§ TASK BRIEF
Please count how many lines below contain the word "label" and reply with only that number.

§ MATERIALS PROVIDED
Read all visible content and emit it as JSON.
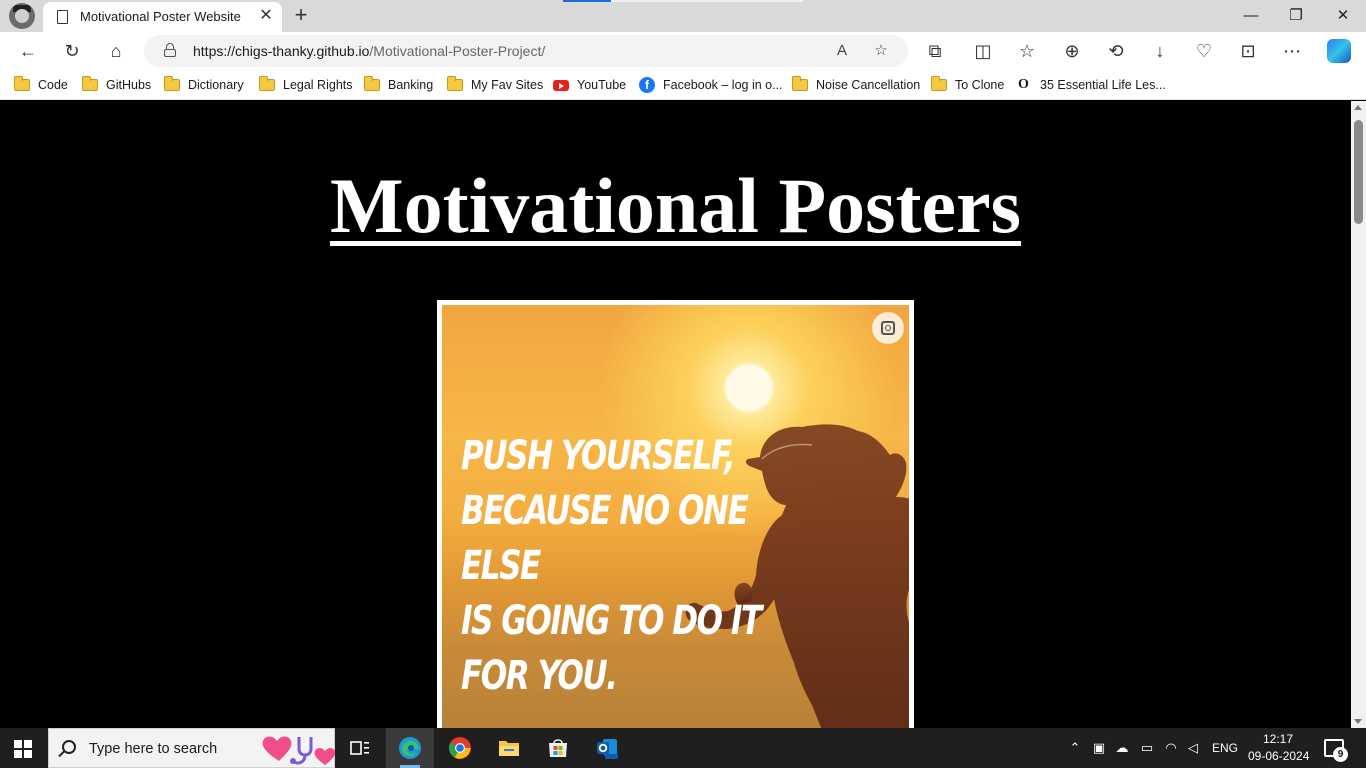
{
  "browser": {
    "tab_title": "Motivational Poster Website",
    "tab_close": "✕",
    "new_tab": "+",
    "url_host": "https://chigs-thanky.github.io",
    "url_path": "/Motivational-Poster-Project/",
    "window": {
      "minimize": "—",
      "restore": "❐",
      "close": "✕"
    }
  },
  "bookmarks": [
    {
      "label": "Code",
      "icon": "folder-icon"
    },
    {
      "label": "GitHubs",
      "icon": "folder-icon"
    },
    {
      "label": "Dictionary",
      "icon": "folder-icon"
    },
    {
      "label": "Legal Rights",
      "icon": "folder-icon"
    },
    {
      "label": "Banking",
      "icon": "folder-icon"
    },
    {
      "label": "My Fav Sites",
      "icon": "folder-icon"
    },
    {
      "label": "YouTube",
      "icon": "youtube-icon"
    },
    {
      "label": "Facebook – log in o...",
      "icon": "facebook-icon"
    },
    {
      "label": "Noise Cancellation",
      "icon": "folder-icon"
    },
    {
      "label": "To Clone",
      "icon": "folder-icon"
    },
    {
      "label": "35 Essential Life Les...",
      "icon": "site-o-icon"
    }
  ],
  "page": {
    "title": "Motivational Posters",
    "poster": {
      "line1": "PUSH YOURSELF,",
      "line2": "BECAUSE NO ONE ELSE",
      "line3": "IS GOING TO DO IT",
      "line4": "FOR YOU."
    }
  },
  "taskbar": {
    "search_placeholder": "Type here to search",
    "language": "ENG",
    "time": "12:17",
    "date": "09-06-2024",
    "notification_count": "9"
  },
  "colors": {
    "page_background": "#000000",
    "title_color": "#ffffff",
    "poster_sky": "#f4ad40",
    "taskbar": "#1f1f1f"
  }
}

§ ANSWER SPACE
11